It set up a platform for the pair to communicate with each other, acting as a third-party to mediate and guide them to look at the overall development and long-term benefits while focusing on their own interests.
The solution was welcomed by the companies.
"There is no doubt about the determination of protecting IP rights," said Miao Gujin, lawyer for Dreame. "But we would rather find a good way to thoroughly solve the conflict as soon as possible."
Wu Xiaoqu, lawyer for Dyson, also lauded the IP Court's move, saying that the judge was patient and professional during the mediation, asking both sides to consider their conflict comprehensively and calmly.
After repeated communications between the panel and the litigants as well as negotiations between the companies, the two companies signed a settlement agreement on the case heard by the IP Court and other disputes around the world in May.
The two sides agreed that they will first fully communicate and negotiate, rather than directly initiate lawsuits, if meeting patent-related problems, or they will focus more on businesses.
Dyson highlighted the significant role of the mediation in solving the disputes.
"It gave my client a new understanding of the Chinese court," Wu said, adding that the IP Court's settlement this time has proved that it's possible to keep interests at a lower economic cost and with less business pressure.

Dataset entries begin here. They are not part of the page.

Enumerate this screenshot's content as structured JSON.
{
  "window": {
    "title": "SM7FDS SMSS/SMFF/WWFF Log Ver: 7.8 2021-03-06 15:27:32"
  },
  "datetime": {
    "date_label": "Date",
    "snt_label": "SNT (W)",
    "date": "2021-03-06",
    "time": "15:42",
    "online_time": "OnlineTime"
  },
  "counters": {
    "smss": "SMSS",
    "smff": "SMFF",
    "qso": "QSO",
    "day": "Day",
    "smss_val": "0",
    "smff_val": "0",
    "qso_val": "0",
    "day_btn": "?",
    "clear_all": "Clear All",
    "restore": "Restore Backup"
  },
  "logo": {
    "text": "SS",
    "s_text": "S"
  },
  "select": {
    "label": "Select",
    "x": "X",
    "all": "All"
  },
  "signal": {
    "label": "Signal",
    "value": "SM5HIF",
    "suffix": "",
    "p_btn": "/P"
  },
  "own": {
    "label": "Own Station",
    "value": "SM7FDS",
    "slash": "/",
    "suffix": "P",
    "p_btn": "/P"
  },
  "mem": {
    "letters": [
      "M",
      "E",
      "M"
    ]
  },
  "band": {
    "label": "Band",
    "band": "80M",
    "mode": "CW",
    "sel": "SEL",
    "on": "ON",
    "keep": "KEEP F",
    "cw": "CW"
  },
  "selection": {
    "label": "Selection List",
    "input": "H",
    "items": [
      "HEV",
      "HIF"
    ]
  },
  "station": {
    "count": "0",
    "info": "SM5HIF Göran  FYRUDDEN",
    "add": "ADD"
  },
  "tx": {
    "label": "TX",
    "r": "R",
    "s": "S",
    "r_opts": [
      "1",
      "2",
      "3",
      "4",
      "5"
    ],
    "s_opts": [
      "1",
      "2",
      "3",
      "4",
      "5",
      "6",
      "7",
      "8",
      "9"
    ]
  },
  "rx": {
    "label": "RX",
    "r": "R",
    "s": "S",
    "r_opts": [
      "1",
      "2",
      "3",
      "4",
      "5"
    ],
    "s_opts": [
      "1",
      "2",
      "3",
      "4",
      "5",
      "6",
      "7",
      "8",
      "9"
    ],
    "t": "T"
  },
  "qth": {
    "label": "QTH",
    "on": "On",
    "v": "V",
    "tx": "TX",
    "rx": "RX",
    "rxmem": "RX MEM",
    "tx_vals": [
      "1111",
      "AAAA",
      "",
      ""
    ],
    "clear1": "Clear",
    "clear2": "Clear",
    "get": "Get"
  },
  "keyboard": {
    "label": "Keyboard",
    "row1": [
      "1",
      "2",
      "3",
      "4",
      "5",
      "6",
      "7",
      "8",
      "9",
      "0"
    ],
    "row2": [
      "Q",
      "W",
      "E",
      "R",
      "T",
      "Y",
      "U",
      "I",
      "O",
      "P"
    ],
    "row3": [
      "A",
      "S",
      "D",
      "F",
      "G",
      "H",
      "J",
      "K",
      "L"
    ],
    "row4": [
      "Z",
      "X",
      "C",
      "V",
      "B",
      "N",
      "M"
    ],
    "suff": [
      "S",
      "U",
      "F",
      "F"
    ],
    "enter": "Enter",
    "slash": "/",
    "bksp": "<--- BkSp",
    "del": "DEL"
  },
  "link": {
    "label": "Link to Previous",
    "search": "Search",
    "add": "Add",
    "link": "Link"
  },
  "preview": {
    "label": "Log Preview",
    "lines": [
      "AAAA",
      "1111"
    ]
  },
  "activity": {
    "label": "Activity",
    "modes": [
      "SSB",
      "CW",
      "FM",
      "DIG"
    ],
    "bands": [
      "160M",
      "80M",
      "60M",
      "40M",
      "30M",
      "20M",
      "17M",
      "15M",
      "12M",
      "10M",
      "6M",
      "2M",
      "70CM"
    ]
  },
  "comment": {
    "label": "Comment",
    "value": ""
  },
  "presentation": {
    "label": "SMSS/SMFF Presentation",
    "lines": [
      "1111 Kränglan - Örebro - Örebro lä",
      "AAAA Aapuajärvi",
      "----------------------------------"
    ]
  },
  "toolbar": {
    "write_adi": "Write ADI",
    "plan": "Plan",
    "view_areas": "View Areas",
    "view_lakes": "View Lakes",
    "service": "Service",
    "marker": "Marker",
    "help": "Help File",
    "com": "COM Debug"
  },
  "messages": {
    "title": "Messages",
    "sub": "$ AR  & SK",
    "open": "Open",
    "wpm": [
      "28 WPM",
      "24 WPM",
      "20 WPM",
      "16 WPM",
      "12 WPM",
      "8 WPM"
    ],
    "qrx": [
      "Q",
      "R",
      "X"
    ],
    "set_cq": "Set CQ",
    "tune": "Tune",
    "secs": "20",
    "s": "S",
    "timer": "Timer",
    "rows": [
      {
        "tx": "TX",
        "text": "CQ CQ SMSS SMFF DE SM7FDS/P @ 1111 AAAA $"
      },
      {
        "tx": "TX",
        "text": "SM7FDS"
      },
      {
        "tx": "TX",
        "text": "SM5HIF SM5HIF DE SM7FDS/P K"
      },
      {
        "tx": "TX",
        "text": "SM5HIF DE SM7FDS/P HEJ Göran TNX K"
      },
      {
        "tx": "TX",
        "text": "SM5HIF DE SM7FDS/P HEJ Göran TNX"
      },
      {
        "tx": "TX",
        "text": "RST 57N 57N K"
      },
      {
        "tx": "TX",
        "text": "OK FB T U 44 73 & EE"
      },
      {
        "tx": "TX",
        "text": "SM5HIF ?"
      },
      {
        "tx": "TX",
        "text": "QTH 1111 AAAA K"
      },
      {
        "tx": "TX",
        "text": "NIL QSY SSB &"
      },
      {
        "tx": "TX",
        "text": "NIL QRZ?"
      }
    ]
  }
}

Dreame also said that the settlement was made based on long-term interests of both sides, and it has helped root out the conflict between the pair.
In recent years, Chinese courts have seen a rapidly growing IP cases involving foreign affairs, with more overseas litigants who have preferred to choose Chinese courts to solve their disputes, according to the SPC.
Data released by the top court in April showed that courts nationwide concluded about 9,000 foreign-related IP lawsuits last year, and judges have always upheld the principle of giving equal protection to litigants, no matter where they come from.
Every court has been required to respect international conventions during case handling, trying their best to serve high-quality opening-up and create a sound business environment by rule of law, the top court added.